While he hasn't seen the art for his debut story yet, Beard says his enthusiasm to own the original art hasn't lessened with time. "Haven't seen the art yet! Chomping at the bit to do so, though! It'll be fascinating to see my words turned into images. I've been in contact with Clement Sauve, the penciller, to give me first dibs on the original pages....my first comic work: I wanna have that art, man!"
A lot of people are probably wondering how Beard was able to make the leap from fan to pro and as he'll admit, sometimes he still wonders that too. "(clears throat)…the long and winding rooooooad… heh, wow, where to start? My 'history' is about 90% just being a fan, lots of letter-writing to comics over the past 4 years and I also ran what used to be the largest, most active comic book club on Yahoo: the JSA Appreciation Association. I became friends with Geoff when he joined the club, around the time of 'STARS & STRIPE's' debut, and talked with him from time to time about writing. The mechanics of it, what made a good story, etc. I was submitting stuff to DC, but not really getting anywhere, not quite grasping the idea of pitches and proposals. There was one particular story I really wanted to tell and had mentioned it to Geoff a few times. When I heard about the upcoming 'JLA/JSA SF&O' I thought my story might be appropriate for the book. Geoff thought so too, suggested I send it in to DC. One thing led to another and my luck held out: they agreed to read it. Waited a nail-biting month after that and on my birthday I got the call…DC said it was a solid read and they wanted to buy it. One of the best days of my life. I'm beyond grateful to them. They're a big company with a great small company feel. Nice people to work for!"
|Jim Beard and Geoff Johns|
Beard's day job keeps him busy at an art museum in Ohio and he feels that has increased his appreciation for the comic book medium. "Working at the museum really makes me think about comics as a true original art form…and how it tends to get short shrift in that department. I'd like to see bigger museums start putting on exhibitions of comic art and show how they mirrored and been influenced by popular culture over the past 80 or so years. Comics have just as much, if not more, work put into them as any of the other artistic and entertainment mediums. Its time they had a turn in the spotlight for the craftsmanship and creativity that as always been there since the beginning."
So what can fans expect to see in print from JSA Jim next? "I dunno!" admits Beard. "I'm taking it one day at a time! I have a few proposals out now but I'm still learning, still trying to see what can be done and the best ways to do it." But he does have some dream projects; "To write more about the JSA. The types of stories you can tell with them are unlimited. I'd like to write a big story about the android Red Tornado. He's a wonderful character. Metamorpho, Adam Strange, the Blackhawks, Batman, my list is endless! Say, isn't there supposed to be a new 'BRAVE & BOLD?'"

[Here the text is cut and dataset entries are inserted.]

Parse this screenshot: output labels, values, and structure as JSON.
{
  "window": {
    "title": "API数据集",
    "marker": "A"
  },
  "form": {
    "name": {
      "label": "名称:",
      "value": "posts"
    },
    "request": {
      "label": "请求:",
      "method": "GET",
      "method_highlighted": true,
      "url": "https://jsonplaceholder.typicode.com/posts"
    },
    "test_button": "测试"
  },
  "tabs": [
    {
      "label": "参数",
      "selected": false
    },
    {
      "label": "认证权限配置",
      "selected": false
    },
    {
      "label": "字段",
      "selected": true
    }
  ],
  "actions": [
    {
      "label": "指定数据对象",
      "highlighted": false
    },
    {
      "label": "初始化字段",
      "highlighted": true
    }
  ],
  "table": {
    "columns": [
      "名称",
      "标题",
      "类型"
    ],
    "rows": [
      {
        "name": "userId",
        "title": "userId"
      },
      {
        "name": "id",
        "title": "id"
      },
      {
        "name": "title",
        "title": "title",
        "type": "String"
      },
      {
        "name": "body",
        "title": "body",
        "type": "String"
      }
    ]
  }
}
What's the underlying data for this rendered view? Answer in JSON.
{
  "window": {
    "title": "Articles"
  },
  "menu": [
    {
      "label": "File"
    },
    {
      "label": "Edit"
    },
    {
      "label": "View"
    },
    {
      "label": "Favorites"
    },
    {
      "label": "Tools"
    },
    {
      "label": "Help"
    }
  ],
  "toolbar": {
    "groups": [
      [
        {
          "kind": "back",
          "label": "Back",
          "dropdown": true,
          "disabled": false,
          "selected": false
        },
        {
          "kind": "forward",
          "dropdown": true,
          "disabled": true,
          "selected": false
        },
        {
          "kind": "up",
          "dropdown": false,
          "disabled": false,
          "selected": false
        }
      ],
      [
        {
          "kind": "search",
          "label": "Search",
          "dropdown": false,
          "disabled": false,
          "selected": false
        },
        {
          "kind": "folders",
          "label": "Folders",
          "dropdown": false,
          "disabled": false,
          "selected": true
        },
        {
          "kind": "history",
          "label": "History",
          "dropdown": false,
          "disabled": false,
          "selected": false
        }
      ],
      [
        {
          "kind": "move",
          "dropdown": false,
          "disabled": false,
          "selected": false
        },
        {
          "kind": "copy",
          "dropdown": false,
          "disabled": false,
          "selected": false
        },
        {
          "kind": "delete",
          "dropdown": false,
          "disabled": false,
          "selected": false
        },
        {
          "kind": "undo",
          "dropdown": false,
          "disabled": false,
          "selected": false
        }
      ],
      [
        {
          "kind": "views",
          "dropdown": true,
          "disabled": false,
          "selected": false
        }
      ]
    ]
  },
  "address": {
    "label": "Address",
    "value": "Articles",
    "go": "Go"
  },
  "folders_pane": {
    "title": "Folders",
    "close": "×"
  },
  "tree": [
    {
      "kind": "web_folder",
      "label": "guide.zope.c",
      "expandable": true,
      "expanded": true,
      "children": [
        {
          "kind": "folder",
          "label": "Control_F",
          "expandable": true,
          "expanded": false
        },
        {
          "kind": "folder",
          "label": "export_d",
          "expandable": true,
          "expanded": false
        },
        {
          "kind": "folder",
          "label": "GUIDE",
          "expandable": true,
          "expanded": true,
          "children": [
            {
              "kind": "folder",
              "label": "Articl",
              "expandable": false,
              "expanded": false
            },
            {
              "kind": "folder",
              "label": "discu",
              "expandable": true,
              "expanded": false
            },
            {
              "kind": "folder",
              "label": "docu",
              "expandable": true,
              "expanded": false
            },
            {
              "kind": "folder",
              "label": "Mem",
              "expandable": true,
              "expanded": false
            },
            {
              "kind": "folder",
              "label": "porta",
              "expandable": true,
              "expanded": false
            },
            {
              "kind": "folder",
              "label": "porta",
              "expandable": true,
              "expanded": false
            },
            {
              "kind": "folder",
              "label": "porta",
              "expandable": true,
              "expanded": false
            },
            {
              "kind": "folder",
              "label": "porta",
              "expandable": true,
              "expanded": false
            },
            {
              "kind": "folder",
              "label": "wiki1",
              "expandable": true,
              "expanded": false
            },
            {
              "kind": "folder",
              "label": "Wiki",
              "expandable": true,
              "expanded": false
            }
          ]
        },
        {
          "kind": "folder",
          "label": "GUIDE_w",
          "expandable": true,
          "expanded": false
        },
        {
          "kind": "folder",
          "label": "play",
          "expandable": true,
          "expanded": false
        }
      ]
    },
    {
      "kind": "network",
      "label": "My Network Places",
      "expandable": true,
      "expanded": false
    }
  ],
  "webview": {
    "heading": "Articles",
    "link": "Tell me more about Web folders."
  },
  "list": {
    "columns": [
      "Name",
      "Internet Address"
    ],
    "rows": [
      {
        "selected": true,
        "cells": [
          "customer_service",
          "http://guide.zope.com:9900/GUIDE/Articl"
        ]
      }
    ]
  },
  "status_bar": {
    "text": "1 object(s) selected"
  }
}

For those fans who may be looking to Beard for some advice on how to break in, he has some helping words… sorta. "I still need advice! Me!" laughs Beard. "Ummmm, okay, here's the biggest things I've learned so far: Brevity. Tell your story concisely. Get in there, lay it down, and get out. Also, be prepared to get rid of ideas you may be madly in love with. If they don't work, they don't work. Be prepared to be edited. Open yourself up to what more experienced people have to tell you and look at comics as a team-effort. Easiest: ideas, I got a million of 'em. Hardest: putting those ideas into a logical and clear form on paper. The translation is the challenge, but how sweet it is!"